In a landmark partnership between the Queensland AIDS Council (QuAC) and the HIV Foundation Queensland (HIVFQ), the state’s current trial, QPrEP, will expand from its existing size of 150 participants.
The news announced today comes after talks were held between the three stakeholders following mounting pressure on Dick to act swiftly and improve access to PrEP, given progress in other states and calls from health experts and the community.
“We want to work together to grow this number to give even more Queenslanders a chance to benefit from this important medication and prevent the spread of HIV in our state.”
Dick announced the formation of a working group between the government, QuAC and HIVFQ to work on rolling out the expanded trial.
“This group will commence work within the next 14 days and I expect them to make recommendations to government regarding an expansion of the project within two months.” he said.
QuAC Executive Director Michael Scott said the expansion will help Queensland reach national goals of ending new HIV transmissions.
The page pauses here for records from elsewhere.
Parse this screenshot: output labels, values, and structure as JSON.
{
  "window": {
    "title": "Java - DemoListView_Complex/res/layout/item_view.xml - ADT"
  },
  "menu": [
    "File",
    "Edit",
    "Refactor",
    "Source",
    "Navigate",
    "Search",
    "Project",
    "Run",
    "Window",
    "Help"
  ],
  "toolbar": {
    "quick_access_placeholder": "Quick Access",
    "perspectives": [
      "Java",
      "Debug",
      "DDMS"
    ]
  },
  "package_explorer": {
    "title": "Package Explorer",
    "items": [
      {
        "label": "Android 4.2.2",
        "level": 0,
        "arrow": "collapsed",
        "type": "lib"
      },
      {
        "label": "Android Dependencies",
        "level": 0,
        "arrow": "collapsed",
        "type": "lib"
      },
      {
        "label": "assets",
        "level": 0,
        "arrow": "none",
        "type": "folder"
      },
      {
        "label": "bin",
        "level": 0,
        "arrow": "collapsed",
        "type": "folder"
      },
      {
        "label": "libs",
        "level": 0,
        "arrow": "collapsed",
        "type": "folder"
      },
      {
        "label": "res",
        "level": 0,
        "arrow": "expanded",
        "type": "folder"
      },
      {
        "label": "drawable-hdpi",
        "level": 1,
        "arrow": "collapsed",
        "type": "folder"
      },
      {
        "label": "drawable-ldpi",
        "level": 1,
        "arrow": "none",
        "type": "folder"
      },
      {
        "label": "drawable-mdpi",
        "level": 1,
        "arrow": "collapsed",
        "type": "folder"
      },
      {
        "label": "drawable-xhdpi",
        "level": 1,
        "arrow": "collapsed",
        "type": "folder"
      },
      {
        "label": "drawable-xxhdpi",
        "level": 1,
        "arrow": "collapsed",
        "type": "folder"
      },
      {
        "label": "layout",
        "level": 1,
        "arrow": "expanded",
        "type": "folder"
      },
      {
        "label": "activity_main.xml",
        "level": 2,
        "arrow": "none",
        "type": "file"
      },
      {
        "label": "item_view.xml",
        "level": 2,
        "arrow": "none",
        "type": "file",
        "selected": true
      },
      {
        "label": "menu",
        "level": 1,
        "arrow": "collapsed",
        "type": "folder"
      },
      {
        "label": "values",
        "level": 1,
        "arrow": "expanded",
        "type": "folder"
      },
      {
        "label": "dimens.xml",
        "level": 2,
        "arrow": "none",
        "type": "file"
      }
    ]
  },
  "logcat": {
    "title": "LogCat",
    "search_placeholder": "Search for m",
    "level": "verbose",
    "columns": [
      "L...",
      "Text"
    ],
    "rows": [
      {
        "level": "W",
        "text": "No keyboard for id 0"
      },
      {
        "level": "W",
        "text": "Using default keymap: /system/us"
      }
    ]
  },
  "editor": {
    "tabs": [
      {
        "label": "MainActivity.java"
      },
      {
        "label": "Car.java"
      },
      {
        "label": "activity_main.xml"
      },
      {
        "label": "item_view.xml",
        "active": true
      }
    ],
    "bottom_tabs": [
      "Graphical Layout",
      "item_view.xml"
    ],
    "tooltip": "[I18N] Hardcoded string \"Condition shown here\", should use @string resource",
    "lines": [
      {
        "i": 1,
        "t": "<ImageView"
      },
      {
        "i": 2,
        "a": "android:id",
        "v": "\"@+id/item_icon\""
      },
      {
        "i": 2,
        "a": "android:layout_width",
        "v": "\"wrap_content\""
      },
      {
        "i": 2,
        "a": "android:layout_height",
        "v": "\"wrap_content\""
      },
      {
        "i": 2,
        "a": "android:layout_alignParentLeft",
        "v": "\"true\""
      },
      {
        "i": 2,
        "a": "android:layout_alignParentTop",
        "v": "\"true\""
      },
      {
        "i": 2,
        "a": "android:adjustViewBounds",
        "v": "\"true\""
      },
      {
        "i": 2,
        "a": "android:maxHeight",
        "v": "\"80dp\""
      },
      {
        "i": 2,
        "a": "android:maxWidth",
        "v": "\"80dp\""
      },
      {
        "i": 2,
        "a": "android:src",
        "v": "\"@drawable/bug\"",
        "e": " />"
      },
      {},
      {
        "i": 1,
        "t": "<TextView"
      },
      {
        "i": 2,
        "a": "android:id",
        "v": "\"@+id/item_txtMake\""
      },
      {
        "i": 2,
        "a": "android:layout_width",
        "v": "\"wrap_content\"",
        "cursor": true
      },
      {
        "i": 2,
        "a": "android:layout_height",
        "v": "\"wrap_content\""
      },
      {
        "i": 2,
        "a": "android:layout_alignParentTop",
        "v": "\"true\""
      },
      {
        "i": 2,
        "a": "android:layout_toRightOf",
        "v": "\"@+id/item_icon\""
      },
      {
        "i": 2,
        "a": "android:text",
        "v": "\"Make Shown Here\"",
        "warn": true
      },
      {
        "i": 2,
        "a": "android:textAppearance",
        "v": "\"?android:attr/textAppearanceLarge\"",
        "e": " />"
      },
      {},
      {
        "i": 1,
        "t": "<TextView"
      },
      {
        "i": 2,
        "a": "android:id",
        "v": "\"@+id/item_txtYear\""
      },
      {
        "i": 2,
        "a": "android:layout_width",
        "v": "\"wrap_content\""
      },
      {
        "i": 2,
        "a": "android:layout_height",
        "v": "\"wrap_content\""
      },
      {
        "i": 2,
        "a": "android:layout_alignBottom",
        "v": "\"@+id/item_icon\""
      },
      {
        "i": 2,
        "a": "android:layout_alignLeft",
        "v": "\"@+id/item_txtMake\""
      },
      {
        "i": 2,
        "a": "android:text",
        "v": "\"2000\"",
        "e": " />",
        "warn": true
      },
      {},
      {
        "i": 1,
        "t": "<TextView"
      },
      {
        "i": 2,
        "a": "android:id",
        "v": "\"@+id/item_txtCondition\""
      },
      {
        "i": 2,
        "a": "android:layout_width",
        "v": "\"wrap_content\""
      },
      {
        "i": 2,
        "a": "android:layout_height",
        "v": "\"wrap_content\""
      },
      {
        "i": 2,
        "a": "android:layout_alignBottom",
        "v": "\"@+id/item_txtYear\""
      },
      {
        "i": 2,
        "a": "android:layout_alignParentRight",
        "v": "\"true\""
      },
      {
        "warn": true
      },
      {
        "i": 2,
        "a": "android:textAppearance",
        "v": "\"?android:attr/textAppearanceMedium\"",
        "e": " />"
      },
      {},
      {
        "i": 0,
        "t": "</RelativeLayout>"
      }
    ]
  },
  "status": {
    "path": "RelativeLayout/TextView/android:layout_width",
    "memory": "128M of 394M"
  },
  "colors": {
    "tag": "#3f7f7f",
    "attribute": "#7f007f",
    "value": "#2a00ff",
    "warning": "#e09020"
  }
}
“To reach the 2020 goal of zero new HIV notifications, all prevention mechanisms must be embraced, including increased access to PrEP,” he said.
“QuAC applauds the Palaszczuk Government for taking this proactive stance on PrEP and HIV prevention.”
HIVFQ Chair Dr Darren Russell, who oversaw the first stages of the QPrEP trial said that the proof that PrEP works is already there.
“The Foundation has long championed the evidence around treatment as prevention for HIV, from both a clinical and community perspective,” Russell said.
“The evidence around PrEP is clear and a rapid scale up of access to PrEP for Queenslanders is essential to end new HIV transmissions by 2020.
“I congratulate the Palaszczuk Government on seizing this unique opportunity that will enable an historic turning point in the battle to end HIV and look forward to working with the government and QuAC on this important issue.”
Dick repeated his call for the federal government to act on finally approving PrEP.
“With this project and this tablet, we have a strong chance of further reducing the number of new HIV cases we see in Queensland,” Dick said.
“But the best way for PrEP to become widely available and accessible to those who need it is through its approval by the Therapeutic Goods Administration and listing on the Pharmaceutical Benefits Scheme.
“The Palaszczuk Government is stepping up to the mark, but it is crucial that the Federal Government plays its part in HIV prevention by ensuring a PBS listing for this valuable medication.”